WHAT THE TASK REQUIRES » This exercise calls for an exact copy of the data below.

SUPPLIED RECORDS Block Start

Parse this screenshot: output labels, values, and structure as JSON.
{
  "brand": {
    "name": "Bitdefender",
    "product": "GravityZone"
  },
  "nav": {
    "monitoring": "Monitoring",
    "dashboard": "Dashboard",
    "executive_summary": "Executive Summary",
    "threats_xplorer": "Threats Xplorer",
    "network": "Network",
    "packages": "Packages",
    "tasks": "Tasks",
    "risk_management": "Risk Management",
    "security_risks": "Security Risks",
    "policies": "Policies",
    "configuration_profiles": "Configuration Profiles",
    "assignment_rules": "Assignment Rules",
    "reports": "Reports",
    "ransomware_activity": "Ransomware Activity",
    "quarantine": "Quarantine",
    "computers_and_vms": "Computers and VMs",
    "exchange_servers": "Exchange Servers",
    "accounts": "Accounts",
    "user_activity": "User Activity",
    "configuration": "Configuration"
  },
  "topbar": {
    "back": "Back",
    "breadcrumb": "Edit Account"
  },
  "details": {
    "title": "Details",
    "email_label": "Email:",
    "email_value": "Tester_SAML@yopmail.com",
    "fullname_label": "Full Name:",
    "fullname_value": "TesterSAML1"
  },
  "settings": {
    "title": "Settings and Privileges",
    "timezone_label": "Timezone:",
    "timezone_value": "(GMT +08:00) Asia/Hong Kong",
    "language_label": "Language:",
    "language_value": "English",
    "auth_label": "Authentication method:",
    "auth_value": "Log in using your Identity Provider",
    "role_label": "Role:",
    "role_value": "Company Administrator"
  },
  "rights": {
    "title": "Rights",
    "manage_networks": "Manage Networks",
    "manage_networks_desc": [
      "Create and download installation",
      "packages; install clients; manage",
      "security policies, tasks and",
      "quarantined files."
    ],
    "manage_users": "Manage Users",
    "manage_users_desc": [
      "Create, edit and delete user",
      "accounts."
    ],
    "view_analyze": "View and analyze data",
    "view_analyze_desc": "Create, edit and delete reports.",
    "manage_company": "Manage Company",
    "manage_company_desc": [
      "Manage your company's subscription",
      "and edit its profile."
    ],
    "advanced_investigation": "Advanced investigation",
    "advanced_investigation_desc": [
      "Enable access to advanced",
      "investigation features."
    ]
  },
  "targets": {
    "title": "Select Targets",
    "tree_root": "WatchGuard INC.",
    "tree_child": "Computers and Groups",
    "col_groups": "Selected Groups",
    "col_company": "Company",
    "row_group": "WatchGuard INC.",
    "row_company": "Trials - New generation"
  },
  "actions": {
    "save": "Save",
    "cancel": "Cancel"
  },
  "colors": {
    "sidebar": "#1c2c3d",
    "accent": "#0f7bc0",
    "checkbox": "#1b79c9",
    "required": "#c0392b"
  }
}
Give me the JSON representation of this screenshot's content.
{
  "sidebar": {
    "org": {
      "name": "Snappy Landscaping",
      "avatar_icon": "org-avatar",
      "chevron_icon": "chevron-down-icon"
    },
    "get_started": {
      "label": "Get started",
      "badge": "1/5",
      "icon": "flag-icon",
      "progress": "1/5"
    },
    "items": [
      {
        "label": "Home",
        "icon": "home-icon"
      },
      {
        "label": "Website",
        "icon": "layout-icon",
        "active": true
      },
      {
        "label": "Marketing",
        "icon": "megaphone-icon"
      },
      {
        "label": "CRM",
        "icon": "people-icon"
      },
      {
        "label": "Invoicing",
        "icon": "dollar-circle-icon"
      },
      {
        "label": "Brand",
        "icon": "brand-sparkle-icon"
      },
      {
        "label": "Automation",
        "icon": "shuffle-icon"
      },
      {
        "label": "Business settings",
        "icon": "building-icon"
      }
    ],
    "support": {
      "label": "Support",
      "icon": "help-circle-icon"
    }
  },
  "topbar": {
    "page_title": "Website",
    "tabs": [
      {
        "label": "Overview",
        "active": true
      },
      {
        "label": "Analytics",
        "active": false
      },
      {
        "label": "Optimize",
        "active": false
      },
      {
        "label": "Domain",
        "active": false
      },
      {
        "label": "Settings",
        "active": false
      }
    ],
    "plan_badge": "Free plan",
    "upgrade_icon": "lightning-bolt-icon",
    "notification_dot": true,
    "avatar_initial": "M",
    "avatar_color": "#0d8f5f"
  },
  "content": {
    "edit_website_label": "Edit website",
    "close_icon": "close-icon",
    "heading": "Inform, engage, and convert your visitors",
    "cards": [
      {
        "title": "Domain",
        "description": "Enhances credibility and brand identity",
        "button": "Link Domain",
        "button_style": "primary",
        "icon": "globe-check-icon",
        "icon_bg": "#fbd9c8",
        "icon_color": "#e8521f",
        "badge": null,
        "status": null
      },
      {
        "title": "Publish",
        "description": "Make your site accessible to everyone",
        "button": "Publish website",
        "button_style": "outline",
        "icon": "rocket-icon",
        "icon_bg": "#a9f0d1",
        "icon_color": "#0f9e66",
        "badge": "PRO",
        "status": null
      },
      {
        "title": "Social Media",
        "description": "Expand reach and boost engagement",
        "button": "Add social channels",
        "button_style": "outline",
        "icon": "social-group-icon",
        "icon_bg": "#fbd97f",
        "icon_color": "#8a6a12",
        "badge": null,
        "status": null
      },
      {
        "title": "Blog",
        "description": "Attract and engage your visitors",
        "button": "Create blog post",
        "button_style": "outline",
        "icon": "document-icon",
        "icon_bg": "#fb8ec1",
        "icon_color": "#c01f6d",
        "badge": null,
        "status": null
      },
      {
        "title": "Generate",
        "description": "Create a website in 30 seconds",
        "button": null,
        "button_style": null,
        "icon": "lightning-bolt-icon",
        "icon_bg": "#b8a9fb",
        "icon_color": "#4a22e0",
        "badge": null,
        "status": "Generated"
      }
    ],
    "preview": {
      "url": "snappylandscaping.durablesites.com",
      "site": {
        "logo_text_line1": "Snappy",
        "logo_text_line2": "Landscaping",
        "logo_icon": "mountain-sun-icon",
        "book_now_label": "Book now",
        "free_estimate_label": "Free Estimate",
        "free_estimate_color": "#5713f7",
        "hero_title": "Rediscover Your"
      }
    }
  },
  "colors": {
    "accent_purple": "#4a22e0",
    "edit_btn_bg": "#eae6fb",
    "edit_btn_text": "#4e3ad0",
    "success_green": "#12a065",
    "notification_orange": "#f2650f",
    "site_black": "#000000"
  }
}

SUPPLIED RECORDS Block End

ANSWER FOR THE TASK »
Parse this screenshot: output labels, values, and structure as JSON.
{
  "brand": {
    "name": "Bitdefender",
    "product": "GravityZone"
  },
  "nav": {
    "monitoring": "Monitoring",
    "dashboard": "Dashboard",
    "executive_summary": "Executive Summary",
    "threats_xplorer": "Threats Xplorer",
    "network": "Network",
    "packages": "Packages",
    "tasks": "Tasks",
    "risk_management": "Risk Management",
    "security_risks": "Security Risks",
    "policies": "Policies",
    "configuration_profiles": "Configuration Profiles",
    "assignment_rules": "Assignment Rules",
    "reports": "Reports",
    "ransomware_activity": "Ransomware Activity",
    "quarantine": "Quarantine",
    "computers_and_vms": "Computers and VMs",
    "exchange_servers": "Exchange Servers",
    "accounts": "Accounts",
    "user_activity": "User Activity",
    "configuration": "Configuration"
  },
  "topbar": {
    "back": "Back",
    "breadcrumb": "Edit Account"
  },
  "details": {
    "title": "Details",
    "email_label": "Email:",
    "email_value": "Tester_SAML@yopmail.com",
    "fullname_label": "Full Name:",
    "fullname_value": "TesterSAML1"
  },
  "settings": {
    "title": "Settings and Privileges",
    "timezone_label": "Timezone:",
    "timezone_value": "(GMT +08:00) Asia/Hong Kong",
    "language_label": "Language:",
    "language_value": "English",
    "auth_label": "Authentication method:",
    "auth_value": "Log in using your Identity Provider",
    "role_label": "Role:",
    "role_value": "Company Administrator"
  },
  "rights": {
    "title": "Rights",
    "manage_networks": "Manage Networks",
    "manage_networks_desc": [
      "Create and download installation",
      "packages; install clients; manage",
      "security policies, tasks and",
      "quarantined files."
    ],
    "manage_users": "Manage Users",
    "manage_users_desc": [
      "Create, edit and delete user",
      "accounts."
    ],
    "view_analyze": "View and analyze data",
    "view_analyze_desc": "Create, edit and delete reports.",
    "manage_company": "Manage Company",
    "manage_company_desc": [
      "Manage your company's subscription",
      "and edit its profile."
    ],
    "advanced_investigation": "Advanced investigation",
    "advanced_investigation_desc": [
      "Enable access to advanced",
      "investigation features."
    ]
  },
  "targets": {
    "title": "Select Targets",
    "tree_root": "WatchGuard INC.",
    "tree_child": "Computers and Groups",
    "col_groups": "Selected Groups",
    "col_company": "Company",
    "row_group": "WatchGuard INC.",
    "row_company": "Trials - New generation"
  },
  "actions": {
    "save": "Save",
    "cancel": "Cancel"
  },
  "colors": {
    "sidebar": "#1c2c3d",
    "accent": "#0f7bc0",
    "checkbox": "#1b79c9",
    "required": "#c0392b"
  }
}
Give me the JSON representation of this screenshot's content.
{
  "sidebar": {
    "org": {
      "name": "Snappy Landscaping",
      "avatar_icon": "org-avatar",
      "chevron_icon": "chevron-down-icon"
    },
    "get_started": {
      "label": "Get started",
      "badge": "1/5",
      "icon": "flag-icon",
      "progress": "1/5"
    },
    "items": [
      {
        "label": "Home",
        "icon": "home-icon"
      },
      {
        "label": "Website",
        "icon": "layout-icon",
        "active": true
      },
      {
        "label": "Marketing",
        "icon": "megaphone-icon"
      },
      {
        "label": "CRM",
        "icon": "people-icon"
      },
      {
        "label": "Invoicing",
        "icon": "dollar-circle-icon"
      },
      {
        "label": "Brand",
        "icon": "brand-sparkle-icon"
      },
      {
        "label": "Automation",
        "icon": "shuffle-icon"
      },
      {
        "label": "Business settings",
        "icon": "building-icon"
      }
    ],
    "support": {
      "label": "Support",
      "icon": "help-circle-icon"
    }
  },
  "topbar": {
    "page_title": "Website",
    "tabs": [
      {
        "label": "Overview",
        "active": true
      },
      {
        "label": "Analytics",
        "active": false
      },
      {
        "label": "Optimize",
        "active": false
      },
      {
        "label": "Domain",
        "active": false
      },
      {
        "label": "Settings",
        "active": false
      }
    ],
    "plan_badge": "Free plan",
    "upgrade_icon": "lightning-bolt-icon",
    "notification_dot": true,
    "avatar_initial": "M",
    "avatar_color": "#0d8f5f"
  },
  "content": {
    "edit_website_label": "Edit website",
    "close_icon": "close-icon",
    "heading": "Inform, engage, and convert your visitors",
    "cards": [
      {
        "title": "Domain",
        "description": "Enhances credibility and brand identity",
        "button": "Link Domain",
        "button_style": "primary",
        "icon": "globe-check-icon",
        "icon_bg": "#fbd9c8",
        "icon_color": "#e8521f",
        "badge": null,
        "status": null
      },
      {
        "title": "Publish",
        "description": "Make your site accessible to everyone",
        "button": "Publish website",
        "button_style": "outline",
        "icon": "rocket-icon",
        "icon_bg": "#a9f0d1",
        "icon_color": "#0f9e66",
        "badge": "PRO",
        "status": null
      },
      {
        "title": "Social Media",
        "description": "Expand reach and boost engagement",
        "button": "Add social channels",
        "button_style": "outline",
        "icon": "social-group-icon",
        "icon_bg": "#fbd97f",
        "icon_color": "#8a6a12",
        "badge": null,
        "status": null
      },
      {
        "title": "Blog",
        "description": "Attract and engage your visitors",
        "button": "Create blog post",
        "button_style": "outline",
        "icon": "document-icon",
        "icon_bg": "#fb8ec1",
        "icon_color": "#c01f6d",
        "badge": null,
        "status": null
      },
      {
        "title": "Generate",
        "description": "Create a website in 30 seconds",
        "button": null,
        "button_style": null,
        "icon": "lightning-bolt-icon",
        "icon_bg": "#b8a9fb",
        "icon_color": "#4a22e0",
        "badge": null,
        "status": "Generated"
      }
    ],
    "preview": {
      "url": "snappylandscaping.durablesites.com",
      "site": {
        "logo_text_line1": "Snappy",
        "logo_text_line2": "Landscaping",
        "logo_icon": "mountain-sun-icon",
        "book_now_label": "Book now",
        "free_estimate_label": "Free Estimate",
        "free_estimate_color": "#5713f7",
        "hero_title": "Rediscover Your"
      }
    }
  },
  "colors": {
    "accent_purple": "#4a22e0",
    "edit_btn_bg": "#eae6fb",
    "edit_btn_text": "#4e3ad0",
    "success_green": "#12a065",
    "notification_orange": "#f2650f",
    "site_black": "#000000"
  }
}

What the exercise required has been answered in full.